That is a problem because if your Brittany has been fighting the temptation to release itself for several hours, the feeling will become stronger and more anxious. In the end, the dog will be able to evacuate everything from the house.
Brittany Destructive Behavior
This behavior is most common in dogs who suffer from separation anxiety. Brittany dogs, as previously said, suffer from this disorder more than other dogs, and they can become unhappy or agitated if left home alone for extended hours. Chewing on furniture is a common way for them to communicate their anxiety.
This type of pet has its own unique character. Some canines are calmer than others. In any case, if you leave your Brittany alone at home for an extended period of time, it is likely to begin barking incessantly. This circumstance will upset or annoy your neighbors, which could be a major issue.
Brittany Overexcited When It Sees You
This breed is known for developing strong emotional relationships with its owners and human family members.
Your Brittany may be overjoyed to see you after so many hours of waiting, causing it to act erratically. Your pet may begin to jump on you in search of attention, which can be aggravating.
How to Keep a Brittany Entertained When It is Alone?
As previously said, Brittany dogs, like many other canine breeds, are quickly bored. If this happens, it’s natural for them to become worried and engage in self-destructive behavior.
To avoid such circumstances, we must provide specific items to keep your pet occupied and pleased. These canines will stay healthy and busy if they get enough exercise and eat a well-balanced diet. That is critical, especially given how active these dogs are.
If you have to leave the house for work or school, make sure your pet’s favorite treats are distributed throughout the house. That will keep it entertained by causing it to become thrilled every time it discovers one. Its favorite toys can be used in the same way.
Another option is to create subtle background noise. It can be accomplished by listening to the radio or watching television. That will give your Brittany the feeling of not being alone.
Treatment of Separation Anxiety through Training
The number of hours a Brittany can safely stay home alone will depend on its particular personality. Some can stay alone for 3 to 4 hours (no more) while others only 1 hour. However, these dogs will be able to spend more time without the presence of their loved ones if we provide them with the appropriate training.

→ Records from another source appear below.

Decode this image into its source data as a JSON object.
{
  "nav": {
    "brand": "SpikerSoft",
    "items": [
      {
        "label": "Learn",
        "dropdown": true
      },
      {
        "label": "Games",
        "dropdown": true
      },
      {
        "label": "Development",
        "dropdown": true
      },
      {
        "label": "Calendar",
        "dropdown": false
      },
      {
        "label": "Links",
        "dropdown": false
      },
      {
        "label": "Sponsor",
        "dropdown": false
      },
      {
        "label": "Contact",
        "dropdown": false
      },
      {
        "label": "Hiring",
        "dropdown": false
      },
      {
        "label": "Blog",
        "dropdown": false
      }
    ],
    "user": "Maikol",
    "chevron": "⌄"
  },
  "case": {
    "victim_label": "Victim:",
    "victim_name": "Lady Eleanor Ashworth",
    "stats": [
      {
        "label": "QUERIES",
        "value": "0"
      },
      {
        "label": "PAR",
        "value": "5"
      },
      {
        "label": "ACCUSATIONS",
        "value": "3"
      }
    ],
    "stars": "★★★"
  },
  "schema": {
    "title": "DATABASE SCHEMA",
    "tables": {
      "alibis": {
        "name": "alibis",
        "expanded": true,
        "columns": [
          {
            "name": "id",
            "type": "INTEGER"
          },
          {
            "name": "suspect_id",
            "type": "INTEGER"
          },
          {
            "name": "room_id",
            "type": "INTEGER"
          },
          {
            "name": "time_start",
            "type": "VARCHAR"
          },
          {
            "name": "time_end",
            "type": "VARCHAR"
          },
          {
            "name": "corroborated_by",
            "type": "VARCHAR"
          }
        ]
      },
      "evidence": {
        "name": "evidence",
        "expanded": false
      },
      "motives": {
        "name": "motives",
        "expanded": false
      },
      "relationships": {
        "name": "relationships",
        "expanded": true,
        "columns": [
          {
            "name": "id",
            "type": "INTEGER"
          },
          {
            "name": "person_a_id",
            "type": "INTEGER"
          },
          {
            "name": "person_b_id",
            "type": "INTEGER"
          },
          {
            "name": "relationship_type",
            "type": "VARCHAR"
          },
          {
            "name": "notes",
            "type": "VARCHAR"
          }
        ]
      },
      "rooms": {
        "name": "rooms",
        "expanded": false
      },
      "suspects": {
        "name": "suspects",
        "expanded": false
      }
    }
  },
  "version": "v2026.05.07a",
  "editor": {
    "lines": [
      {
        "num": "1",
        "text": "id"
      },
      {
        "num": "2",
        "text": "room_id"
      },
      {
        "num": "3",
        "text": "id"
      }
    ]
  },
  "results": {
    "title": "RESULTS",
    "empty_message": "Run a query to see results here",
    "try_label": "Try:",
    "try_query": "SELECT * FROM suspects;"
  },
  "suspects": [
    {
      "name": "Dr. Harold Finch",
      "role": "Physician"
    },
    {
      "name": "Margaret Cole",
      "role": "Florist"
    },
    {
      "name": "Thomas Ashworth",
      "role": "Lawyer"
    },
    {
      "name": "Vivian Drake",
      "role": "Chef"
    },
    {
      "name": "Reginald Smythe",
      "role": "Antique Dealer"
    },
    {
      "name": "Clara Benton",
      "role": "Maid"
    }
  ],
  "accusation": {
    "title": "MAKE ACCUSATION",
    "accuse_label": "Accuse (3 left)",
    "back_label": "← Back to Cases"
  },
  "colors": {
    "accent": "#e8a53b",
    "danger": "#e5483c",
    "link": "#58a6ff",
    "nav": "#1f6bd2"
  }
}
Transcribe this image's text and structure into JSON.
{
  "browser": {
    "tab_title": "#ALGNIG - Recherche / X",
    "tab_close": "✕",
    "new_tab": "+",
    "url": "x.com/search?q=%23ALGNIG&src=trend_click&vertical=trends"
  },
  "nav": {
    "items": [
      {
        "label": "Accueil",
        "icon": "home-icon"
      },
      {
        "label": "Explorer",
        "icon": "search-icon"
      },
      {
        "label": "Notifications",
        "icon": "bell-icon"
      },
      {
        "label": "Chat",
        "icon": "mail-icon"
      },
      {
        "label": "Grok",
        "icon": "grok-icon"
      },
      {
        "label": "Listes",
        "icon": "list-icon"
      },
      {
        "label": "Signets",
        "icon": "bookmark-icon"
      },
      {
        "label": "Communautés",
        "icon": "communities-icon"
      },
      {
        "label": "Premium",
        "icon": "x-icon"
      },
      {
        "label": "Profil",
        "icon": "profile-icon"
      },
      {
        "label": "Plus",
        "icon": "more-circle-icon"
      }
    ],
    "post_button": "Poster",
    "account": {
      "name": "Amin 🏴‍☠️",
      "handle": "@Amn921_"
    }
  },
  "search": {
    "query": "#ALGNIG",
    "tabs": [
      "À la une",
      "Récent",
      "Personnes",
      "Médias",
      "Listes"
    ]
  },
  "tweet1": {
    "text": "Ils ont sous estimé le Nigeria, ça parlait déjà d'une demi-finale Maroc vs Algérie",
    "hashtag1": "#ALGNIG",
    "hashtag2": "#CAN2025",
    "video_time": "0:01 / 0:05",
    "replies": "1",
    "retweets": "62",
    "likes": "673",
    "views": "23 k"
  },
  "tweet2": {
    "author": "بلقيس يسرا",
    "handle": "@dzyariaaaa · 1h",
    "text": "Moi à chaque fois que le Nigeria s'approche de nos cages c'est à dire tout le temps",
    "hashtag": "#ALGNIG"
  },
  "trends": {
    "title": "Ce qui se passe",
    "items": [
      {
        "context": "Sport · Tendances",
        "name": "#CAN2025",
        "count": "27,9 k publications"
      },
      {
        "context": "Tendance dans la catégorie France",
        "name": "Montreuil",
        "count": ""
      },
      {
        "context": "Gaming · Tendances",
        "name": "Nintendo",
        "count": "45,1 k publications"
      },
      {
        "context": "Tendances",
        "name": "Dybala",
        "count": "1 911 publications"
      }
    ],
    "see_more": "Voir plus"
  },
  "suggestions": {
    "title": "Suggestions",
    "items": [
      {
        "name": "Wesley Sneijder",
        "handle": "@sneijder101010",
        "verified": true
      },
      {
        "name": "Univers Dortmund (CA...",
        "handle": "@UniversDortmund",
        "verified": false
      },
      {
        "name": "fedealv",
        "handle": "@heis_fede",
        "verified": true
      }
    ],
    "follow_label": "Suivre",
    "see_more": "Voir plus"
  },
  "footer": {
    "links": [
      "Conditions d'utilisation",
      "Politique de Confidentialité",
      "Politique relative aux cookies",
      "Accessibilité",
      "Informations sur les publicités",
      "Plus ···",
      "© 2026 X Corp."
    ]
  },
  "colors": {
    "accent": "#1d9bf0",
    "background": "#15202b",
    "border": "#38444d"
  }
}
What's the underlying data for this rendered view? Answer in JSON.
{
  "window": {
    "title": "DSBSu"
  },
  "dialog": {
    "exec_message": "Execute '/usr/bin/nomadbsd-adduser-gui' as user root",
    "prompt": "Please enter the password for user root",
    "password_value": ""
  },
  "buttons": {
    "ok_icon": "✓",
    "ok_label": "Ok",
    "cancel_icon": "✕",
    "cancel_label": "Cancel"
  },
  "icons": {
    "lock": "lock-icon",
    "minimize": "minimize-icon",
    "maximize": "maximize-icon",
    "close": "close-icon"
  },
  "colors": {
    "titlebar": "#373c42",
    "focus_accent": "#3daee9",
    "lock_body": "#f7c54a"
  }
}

Brittany Obedience Training
Teaching your Brittany basic commands will help it build positive behaviors over time. That means it will be difficult to participate in undesirable behaviors regardless of what you have taught.
Teaching your dog the proper commands (“stay,” “sit,” “lie down,” etc.) will help it stay home alone for several hours while you are away.
You have to teach your dog to be respectful and polite to you, the members of its human family, and even the guests who come to your house.
Brittany Crate Training
Put your Brittany’s crate in a suitable location in the house. Of course, this is a place where members of the family gather.
The training is getting your pet used to staying in the crate for small amounts of time and gradually increasing that time. Place items that keep your dog happy inside the crate, such as its favorite toy, a bed or blanket, snacks, and so on.
You can begin giving your dog its favorite foods once it has become accustomed to entering the crate. That is critical because, as we all know, canines of all breeds enjoy eating. As a result, if your Brittany eats in the crate, it will link it with a pleasant experience, and it will want to return there frequently.
Close the door if your pet has become accustomed to eating within the crate. Open it every time your canine finishes eating so it can come out with complete confidence. Gradually increase the amount of time your pet spends inside the container.
Other Things You Can Do
Make sure that your dog is not in the presence of something that could disturb it while you are not at home. That includes loud noises, people or animals passing through the window of the house, etc.
To avoid that, keep your dog in a place in your house where outside noises cannot reach it and also keep the windows covered with curtains.